Surgery recovery meant that I could research music via iPod/TV whilst in bed and chemo sessions became writing opportunities. When I felt up to it, I recorded instruments, vocals and produced songs in my spare bedroom. Whenever I got too tired, I simply clicked 'save'.
I was able to convey my feelings onto paper and transposed these into different genres as I went through my journey. My membership on BCAUS Forum re-assured me that my feelings were 'normal'. We blogged the good, bad and humorous moments and we shared matters that only 'we' could understand.
I found myself buying and learning to use new technologies and gradually taught myself to produce and mix a wide genre of songs which would hopefully not just represent but also appeal to people of various ages.
Diagnosis became 'orchestral rock'. Fear of chemo equalled 'alternative'. Jazz, swing, motown, pop and country came along to tell my story. I had a mini-musical on my hands. My hobby was turning into a passion. Friends listened and said that they had no idea I felt like this.
There were many late nights and early mornings thanks to chemo-brain and I swear that I have no recollection of mixing some of the tracks, but they came out okay so I have no complaints!
My band pitched in to help out and on the final song of the album we had 15 people squashed into the spare room recording vocals!
One year on, I can't perform yet, but I have started a small business as a composer/musician. I've had two pieces picked up for Government information films, my band is finishing an album and my mini-musical has web feedback from across the world. I want to donate as much of the profit as I can afford to genetic research.
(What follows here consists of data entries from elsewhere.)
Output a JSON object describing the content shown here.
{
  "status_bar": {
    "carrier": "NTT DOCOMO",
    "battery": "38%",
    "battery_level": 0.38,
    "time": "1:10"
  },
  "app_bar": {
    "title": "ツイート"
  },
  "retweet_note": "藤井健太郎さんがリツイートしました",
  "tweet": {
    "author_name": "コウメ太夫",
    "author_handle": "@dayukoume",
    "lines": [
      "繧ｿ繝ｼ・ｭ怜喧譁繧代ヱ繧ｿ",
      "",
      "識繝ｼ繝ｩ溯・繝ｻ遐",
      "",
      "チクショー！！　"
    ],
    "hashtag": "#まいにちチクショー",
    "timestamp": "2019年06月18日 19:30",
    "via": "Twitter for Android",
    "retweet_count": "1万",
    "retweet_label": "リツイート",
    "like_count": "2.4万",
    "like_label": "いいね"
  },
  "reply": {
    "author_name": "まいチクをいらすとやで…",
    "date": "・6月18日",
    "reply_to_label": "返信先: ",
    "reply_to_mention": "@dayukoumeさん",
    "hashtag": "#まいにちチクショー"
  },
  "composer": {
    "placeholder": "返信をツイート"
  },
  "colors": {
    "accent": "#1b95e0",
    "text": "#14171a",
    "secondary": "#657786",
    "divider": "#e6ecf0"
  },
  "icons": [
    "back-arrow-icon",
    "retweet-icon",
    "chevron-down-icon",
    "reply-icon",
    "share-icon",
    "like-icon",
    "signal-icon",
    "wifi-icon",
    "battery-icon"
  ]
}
Creativity through treatment gave me focus. It helped get me through. Cancer has finally made me pursue my love of music after 25 years! I'm following my dream and if I can help raise funds to find a cure at the same time, that's a real bonus.